I'm hoping there is going to be further meetings with the site owners (to ask why they haven't let the site under the Travelodge yet for an appropriate leisure usage) and ideally Network Rail - so further comments about use of the site will be most welcome! (whether or not we agree with them...)

Andrew Bower said...


We are no more keen on censoring comment than we are on banning things and I enjoy debating with ideological opponents on the blog.

I suspect anonymous was being a bit tongue-in-cheek while making a serious point. I think a bit of spice, even hyperbole, should be welcomed in our discourse, so long as it is within civil bounds.

There are clearly different conceptions of what it means to be liberal and they apply in different scopes. There's a difference between liberal law, liberal enforcement and liberal social rules (such as might be instilled by parents or teachers).

One point which I think anonymous made very well is that some people who think they have a monopoly on being liberal perhaps ought to look at themselves from a different angle and see how illiberal they can be.

The other point is that while some of these people (the aforementioned Lib Dem teller types) sincerely blame Margaret Thatcher for all our current social ills but others of us have a different explanation.

David Vincent said...

I am rather at a loss to see what point "anonymous" made well (or indeed at all), but never mind. Of course, there are differences in which laws we feel there should be and which we shouldn't, or how we feel they should be applied. For instance - and perhaps surprisingly - Richard Normington is calling for compulsory vaccination of any children attending school whilst you yourself, Andrew, have come out as a longstanding proponent of strong regulation of the banks and financial service sector. I am quite happy to debate the impact of specific laws (or the removal of them). Trying to work out what anyone means by words such as "liberal" or "permissive" or "responsible" is a different matter.

David Vincent said...

Oh, and in the discussions about the CL site and the station, is there further talk of a direct footbridge \ pedestrian link? I was never quite sure where this disappeared from the original plans and I would still have thought it a valuable idea.

Andrew Bower said...

David, can you remind me when I came out as a "longstanding proponent of strong regulation of the banks and financial service sector"?

If you are referring to a comment about 'easy money', while I do think that banks made mistakes and would have been better regulated by the BoE than the FSA (more effective not stronger regulation), I actually principally had in mind the government's deliberate skewing of inflation targeting by the RPI to CPI change and failing to reflect accommodation and taxation costs in the measure.

David Vincent said...

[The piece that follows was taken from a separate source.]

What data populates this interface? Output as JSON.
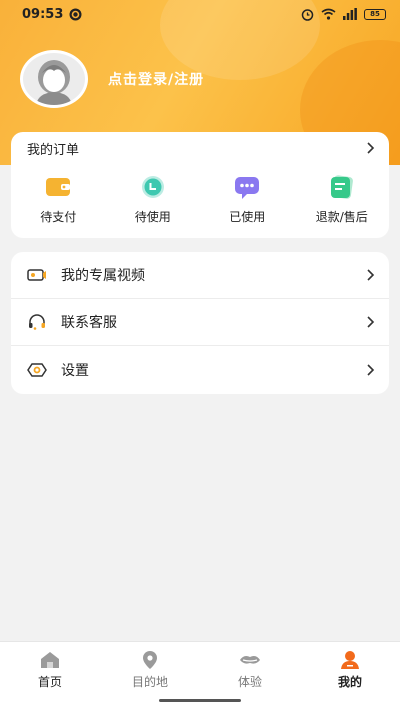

My mistake. When you and your friends were predicting the financial crisis and blaming it on over-valuation of assets (presumably including house prices) and reckless lending policies, I assumed you were also suggesting ways to prevent it that went beyond a recalculation of the inflation index and cutting government spending.

Equinox said...

As an almost life-long Cherry Hinton Road dweller who, at the moment resides along said road, I've noticed the impact that the site has had.

Outside of the "bars'n'booze" establishments, it's difficult to see what else could be done with it. What market research has been done to find out what people want for it? (Both for residents and regular users).

Chris Howell said...

Generally speaking it is up to the owner to do the market research and come up with ideas as to what to do with the empty space - but we would like to setup a meeting with the owners to talk about why the large unit has been left empty for so long, and what they plan to do with it.

In terms of what is acceptable or desirable for the site more generally, local Councillors have a role through the planning/licensing system and more generally, which is why we spend so much time talking to residents and trying to get feedback on this and other local issues.

Anonymous said...

The local police authorities are obviously totally against a large brewery chain moving into the site but would it welcome an independant Bar/cafe in the vacant units???